Meet skimpflation: A reason inflation is worse than the government says it is.


Research: People prefer friendliness, trustworthiness in teammates over skill competency.  People who are both trustworthy and competent are most sought after.


The LinkedIn Economic Development Newsletter for October 2021 is out.


How working from home could change where innovation happens: For decades, ‘superstar cities’ have been attracting talent and money. But thanks to remote work, their status is likely to change in unexpected ways, bringing tech expertise to places that have long tried to attract it.


Video: An epidemic of car break-ins in San Francisco creating a glass shortage at repair shops.


SDG President, Mark Williams, was on The Next Move Group's podcast with Chad Chancellor talking about his new book on site selection and economic development.  Listen here.


Labor shortages reach the North Pole: Santas are in short supply as demand rises and some remain wary of risking Covid-19 exposure.


Introducing the chokepoint economy, when shortages start to matter:

Everywhere you look, there are shortages and bottlenecks. Containers for shipping are in short supply and ports are struggling to keep up with demand. Semiconductors — a crucial component in everything from cars to iPhones — have been so scant that they’re impacting production of cars and GDP. There are shortages of lumber and pallets.

Wall Street lunch hour dogged by bread supply crisis:

Bloomberg’s Pret Index shows that transaction volume in the downtown Manhattan cluster that includes Wall Street retreated to 50% of pre-pandemic levels last week. The drop from 56% a week earlier was almost entirely the result of shortages of ingredients critical to sandwich assembly such as grains, lettuce and arugula, Pret Chief Executive Officer Pano Christou said in an interview.

Hot streaks in your career don’t happen by accident:

First explore. Then exploit. Researchers found clusters of highly successful work, as determined by higher-than-average art-auction prices, IMDb film ratings, or scientific-journal citations. Bursts of high-impact works [are] remarkably universal across diverse domains. Just about everybody has a period in their life when they produce at their best — Special bursts of creativity , or “hot streaks,” special creativity clusters.

The last great mystery of the mind: meet the people who have unusual – or non-existent – inner voices

Most of us have an inner voice: that constant presence that tells you to “Watch out” or “Buy shampoo” or “Urgh, this guy’s a creep”. For many of us, this voice sounds much like our own, or at least how we think we sound. But for some people, their inner voice isn’t a straightforward monologue that reproaches, counsels and reminds. Their inner voice is a squabbling Italian couple, say, or a calm-faced interviewer with their hands folded on their lap. Or it’s a taste, feeling, sensation or colour. In some cases, there isn’t a voice at all, just silence.
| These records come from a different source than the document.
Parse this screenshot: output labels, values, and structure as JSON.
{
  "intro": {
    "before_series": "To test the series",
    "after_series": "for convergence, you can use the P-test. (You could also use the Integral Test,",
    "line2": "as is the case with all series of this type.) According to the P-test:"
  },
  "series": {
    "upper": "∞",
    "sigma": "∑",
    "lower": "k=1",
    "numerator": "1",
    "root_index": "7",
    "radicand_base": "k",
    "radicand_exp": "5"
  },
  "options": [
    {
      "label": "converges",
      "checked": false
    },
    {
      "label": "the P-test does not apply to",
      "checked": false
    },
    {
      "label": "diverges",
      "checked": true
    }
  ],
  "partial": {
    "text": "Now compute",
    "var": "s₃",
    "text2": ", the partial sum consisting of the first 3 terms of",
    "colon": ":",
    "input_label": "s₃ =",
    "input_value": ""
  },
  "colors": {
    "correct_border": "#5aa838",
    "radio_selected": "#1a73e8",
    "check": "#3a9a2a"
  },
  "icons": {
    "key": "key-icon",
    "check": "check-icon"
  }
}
Quitters get raises:

from the Federal Reserve Bank of Atlanta.

Assorted

Dane Carlson

Founder/Host of Econ Dev Show. By day: Director of Economic Development for Galveston County, Texas. Previously: World's first business blogger.